This summer Turkey became the latest victim of President Trump's global trade war, hallmarking a new low in already rocky US-Turkey relations; pushing Turkey to the brink of economic crisis as the Lira collapsed. The difference with Turkey as opposed to other countries, was that Trump not only enacted economic tariffs on the country, but also introduced personal sanctions against senior members of the Turkish government - sanctions which had previously only been reserved for staunch US enemies, not a NATO ally.
This poses the questions: what has caused US-Turkey relations to reach such an irreconcilable state; what consequences does this have for Turkey’s future role in the international community?
Perhaps unsurprisingly for a country, such as the US, which takes its engrained evangelical roots so seriously, the short term catalyst for the recent drop in relations was a dispute over an American missionary - pastor Andrew Brunson. Brunson, who has been in Turkish jail for two years and faces thirty-five more has been accused by Ankara of espionage through the involvement in the failed 2016 coup d'état to overthrow Turkish President Recep Tayyip Erdoğan. Denying the charges against him, and reportedly in increasing ill-health, Turkey has resisted demands from Washington for Brunson's release - leading to the backlash by the Trump administration.

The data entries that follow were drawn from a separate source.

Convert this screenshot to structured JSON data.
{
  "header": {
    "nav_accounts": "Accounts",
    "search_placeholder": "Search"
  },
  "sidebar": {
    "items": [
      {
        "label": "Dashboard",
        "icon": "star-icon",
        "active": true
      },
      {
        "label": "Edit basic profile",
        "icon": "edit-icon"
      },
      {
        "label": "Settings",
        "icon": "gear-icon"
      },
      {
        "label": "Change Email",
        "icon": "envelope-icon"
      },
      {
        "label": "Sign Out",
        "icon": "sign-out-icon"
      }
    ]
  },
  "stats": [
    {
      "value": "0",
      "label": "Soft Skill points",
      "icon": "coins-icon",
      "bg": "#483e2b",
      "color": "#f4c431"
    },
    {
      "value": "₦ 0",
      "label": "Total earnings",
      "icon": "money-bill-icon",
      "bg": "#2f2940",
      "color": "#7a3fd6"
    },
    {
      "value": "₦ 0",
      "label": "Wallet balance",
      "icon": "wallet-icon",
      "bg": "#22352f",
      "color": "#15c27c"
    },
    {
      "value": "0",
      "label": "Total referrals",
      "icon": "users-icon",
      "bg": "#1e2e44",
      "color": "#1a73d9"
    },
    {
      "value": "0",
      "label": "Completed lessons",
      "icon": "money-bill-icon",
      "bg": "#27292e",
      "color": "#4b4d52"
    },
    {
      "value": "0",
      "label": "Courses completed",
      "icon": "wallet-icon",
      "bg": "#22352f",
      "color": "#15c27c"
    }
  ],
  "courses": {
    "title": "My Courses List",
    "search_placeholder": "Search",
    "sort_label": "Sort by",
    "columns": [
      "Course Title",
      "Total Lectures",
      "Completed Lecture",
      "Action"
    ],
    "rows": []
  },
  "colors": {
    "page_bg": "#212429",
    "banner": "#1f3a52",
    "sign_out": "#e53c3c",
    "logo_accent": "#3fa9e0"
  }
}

Ankara, meanwhile, has for years been particularly thornful that the US continues to provide safe haven to exiled Turkish cleric, Fethullah Gülen. Gülen, leader of the aptly named 'Gülen Movement’, which promotes a tolerant and altruistic agenda of Islam in Turkey, is considered a terrorist by his home state. Having been accused of being the conspirator behind the 2016 coup to which he denies, Erdoğan is obsessed with gaining vengeance on the cleric, who is said to have inspired the work of Brunson. US-Turkish relations must therefore be viewed, at least until any potential prisoner release take place, through the contextual lens of these two men. (HERE)
Trump's doubling of tariffs on Turkish aluminium and steel in particular is economically maniacal, and will have a greater effect on the Turkish citizen and foreign investors than the Turkish government elites themselves. However, Washington can be proud for finally taking a stand against Erdoğan 's brutish authoritarianism.
Since the failed 2016 coup Erdoğan has consolidated power in his de-facto dictatorship, purging tens of thousands of teachers, bureaucrats and academics. Journalists and judges too have faced the wrath of Erdoğan; with media outlets non-supportive of the ruling AKP party harassed, intimidated and shut down. The public have been all-but censored from opposition news. (HERE) Further too in April 2017, Turkey approved a constitutional referendum (fraught with voter intimidation and suppression), which by abolished the parliamentary system of government and formalised Turkey’s transition to an elected dictatorship.
This extirpation of what was once at least a partially liberal-democratic state has, until now, been met with deaf ears by an international community scared of facing up to a NATO ‘ally.’ Trump’s sanctions therefore, even if enacted for the wrong reasons (as an evangelical figure should never dictate international politics), represent a positive change in this attitude; demonstrate that Turkey can and will be forced to pay a price for its actions.
Rocky US-Turkey relations have been further complicated over the issue of the Kurdish people, especially in the geopolitical context of the ongoing Syrian Civil War. The Kurds, an ethnic group spanning several countries in the region who, frequently terrorised by the Turkish regime, have long sought self-determination. While various Kurdish factions have received international backing in their involvement in the Civil War against Daesh and the Syrian government, the US’s support for the YPG, the Kurdish People’s Protection Unit, has angered Ankara in particular. This, as well as Turkey’s continuing cosying up to Russian aggression, through the purchasing of arms and munitions, has made US-Turkey relations even more fraught.
Even with these fraying relations and continuing aggression, Turkey continues to be an official member of NATO – but is this continuing membership still tenable?
Membership of NATO is based on a shared commitment to mutual defence; military cooperation – that if one country in the alliance is attacked, it is as if all are under attack. In this sense, while not a politically oriented organisation, NATO is based on a shared set of common values and principles.
Erdoğan’s Turkey has made it clear, through not only its domestic authoritarianism, but also aggressive policies internationally, that it is no longer able to be defended and no longer wishes to abide by the values NATO promotes. Albeit to the sad detriment of the Turkish people, Turkey should therefore no longer be protected under the guise of alliance but should be shunned in the international community; banished from NATO.